# ENTRIES PROVIDED
• • • • • • •

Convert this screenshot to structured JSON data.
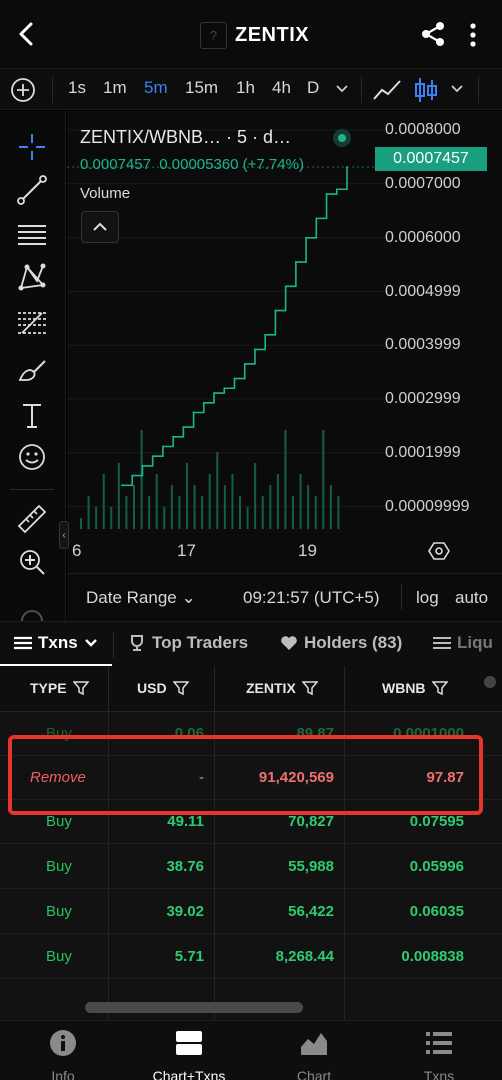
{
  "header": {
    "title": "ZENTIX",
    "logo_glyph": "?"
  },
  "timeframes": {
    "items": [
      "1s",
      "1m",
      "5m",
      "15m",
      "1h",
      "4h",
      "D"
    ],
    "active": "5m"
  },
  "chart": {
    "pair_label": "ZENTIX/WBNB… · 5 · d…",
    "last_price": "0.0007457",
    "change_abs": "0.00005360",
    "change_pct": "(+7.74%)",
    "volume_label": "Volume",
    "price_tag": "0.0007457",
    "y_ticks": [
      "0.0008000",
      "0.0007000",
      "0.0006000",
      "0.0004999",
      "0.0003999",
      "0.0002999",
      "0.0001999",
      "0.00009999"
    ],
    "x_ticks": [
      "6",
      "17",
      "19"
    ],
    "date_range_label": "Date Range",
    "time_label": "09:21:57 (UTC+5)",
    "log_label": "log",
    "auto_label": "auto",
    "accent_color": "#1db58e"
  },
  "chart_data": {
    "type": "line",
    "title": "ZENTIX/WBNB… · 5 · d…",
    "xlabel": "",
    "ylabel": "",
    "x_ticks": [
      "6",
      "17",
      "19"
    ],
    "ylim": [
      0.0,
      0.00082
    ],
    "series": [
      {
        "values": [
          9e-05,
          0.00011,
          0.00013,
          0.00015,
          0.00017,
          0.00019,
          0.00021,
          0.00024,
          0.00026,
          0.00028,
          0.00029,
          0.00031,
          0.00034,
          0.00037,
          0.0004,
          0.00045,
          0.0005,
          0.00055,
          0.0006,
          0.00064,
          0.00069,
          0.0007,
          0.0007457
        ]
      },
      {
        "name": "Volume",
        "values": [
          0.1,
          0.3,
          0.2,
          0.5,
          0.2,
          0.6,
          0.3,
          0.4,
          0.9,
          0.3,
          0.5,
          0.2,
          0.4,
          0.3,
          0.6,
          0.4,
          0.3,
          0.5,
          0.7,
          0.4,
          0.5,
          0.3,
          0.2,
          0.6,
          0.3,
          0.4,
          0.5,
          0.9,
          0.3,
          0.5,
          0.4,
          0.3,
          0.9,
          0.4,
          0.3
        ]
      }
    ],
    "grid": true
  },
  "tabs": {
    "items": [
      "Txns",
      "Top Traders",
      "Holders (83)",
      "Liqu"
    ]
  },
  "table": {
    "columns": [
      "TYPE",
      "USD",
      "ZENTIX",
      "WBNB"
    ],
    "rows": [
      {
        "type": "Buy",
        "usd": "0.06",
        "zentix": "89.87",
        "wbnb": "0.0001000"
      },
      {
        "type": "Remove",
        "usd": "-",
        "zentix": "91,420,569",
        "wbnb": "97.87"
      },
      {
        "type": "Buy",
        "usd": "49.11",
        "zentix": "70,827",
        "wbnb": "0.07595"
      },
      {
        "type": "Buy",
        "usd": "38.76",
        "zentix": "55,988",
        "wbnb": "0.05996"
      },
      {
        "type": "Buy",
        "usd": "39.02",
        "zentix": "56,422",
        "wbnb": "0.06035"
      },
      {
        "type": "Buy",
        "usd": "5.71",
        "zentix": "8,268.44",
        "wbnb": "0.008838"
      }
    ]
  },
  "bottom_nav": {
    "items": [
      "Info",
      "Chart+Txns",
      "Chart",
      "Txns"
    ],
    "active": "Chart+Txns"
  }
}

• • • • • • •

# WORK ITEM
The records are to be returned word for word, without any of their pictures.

# SOLUTION FOR THIS TASK
Convert this screenshot to structured JSON data.
{
  "header": {
    "title": "ZENTIX",
    "logo_glyph": "?"
  },
  "timeframes": {
    "items": [
      "1s",
      "1m",
      "5m",
      "15m",
      "1h",
      "4h",
      "D"
    ],
    "active": "5m"
  },
  "chart": {
    "pair_label": "ZENTIX/WBNB… · 5 · d…",
    "last_price": "0.0007457",
    "change_abs": "0.00005360",
    "change_pct": "(+7.74%)",
    "volume_label": "Volume",
    "price_tag": "0.0007457",
    "y_ticks": [
      "0.0008000",
      "0.0007000",
      "0.0006000",
      "0.0004999",
      "0.0003999",
      "0.0002999",
      "0.0001999",
      "0.00009999"
    ],
    "x_ticks": [
      "6",
      "17",
      "19"
    ],
    "date_range_label": "Date Range",
    "time_label": "09:21:57 (UTC+5)",
    "log_label": "log",
    "auto_label": "auto",
    "accent_color": "#1db58e"
  },
  "chart_data": {
    "type": "line",
    "title": "ZENTIX/WBNB… · 5 · d…",
    "xlabel": "",
    "ylabel": "",
    "x_ticks": [
      "6",
      "17",
      "19"
    ],
    "ylim": [
      0.0,
      0.00082
    ],
    "series": [
      {
        "values": [
          9e-05,
          0.00011,
          0.00013,
          0.00015,
          0.00017,
          0.00019,
          0.00021,
          0.00024,
          0.00026,
          0.00028,
          0.00029,
          0.00031,
          0.00034,
          0.00037,
          0.0004,
          0.00045,
          0.0005,
          0.00055,
          0.0006,
          0.00064,
          0.00069,
          0.0007,
          0.0007457
        ]
      },
      {
        "name": "Volume",
        "values": [
          0.1,
          0.3,
          0.2,
          0.5,
          0.2,
          0.6,
          0.3,
          0.4,
          0.9,
          0.3,
          0.5,
          0.2,
          0.4,
          0.3,
          0.6,
          0.4,
          0.3,
          0.5,
          0.7,
          0.4,
          0.5,
          0.3,
          0.2,
          0.6,
          0.3,
          0.4,
          0.5,
          0.9,
          0.3,
          0.5,
          0.4,
          0.3,
          0.9,
          0.4,
          0.3
        ]
      }
    ],
    "grid": true
  },
  "tabs": {
    "items": [
      "Txns",
      "Top Traders",
      "Holders (83)",
      "Liqu"
    ]
  },
  "table": {
    "columns": [
      "TYPE",
      "USD",
      "ZENTIX",
      "WBNB"
    ],
    "rows": [
      {
        "type": "Buy",
        "usd": "0.06",
        "zentix": "89.87",
        "wbnb": "0.0001000"
      },
      {
        "type": "Remove",
        "usd": "-",
        "zentix": "91,420,569",
        "wbnb": "97.87"
      },
      {
        "type": "Buy",
        "usd": "49.11",
        "zentix": "70,827",
        "wbnb": "0.07595"
      },
      {
        "type": "Buy",
        "usd": "38.76",
        "zentix": "55,988",
        "wbnb": "0.05996"
      },
      {
        "type": "Buy",
        "usd": "39.02",
        "zentix": "56,422",
        "wbnb": "0.06035"
      },
      {
        "type": "Buy",
        "usd": "5.71",
        "zentix": "8,268.44",
        "wbnb": "0.008838"
      }
    ]
  },
  "bottom_nav": {
    "items": [
      "Info",
      "Chart+Txns",
      "Chart",
      "Txns"
    ],
    "active": "Chart+Txns"
  }
}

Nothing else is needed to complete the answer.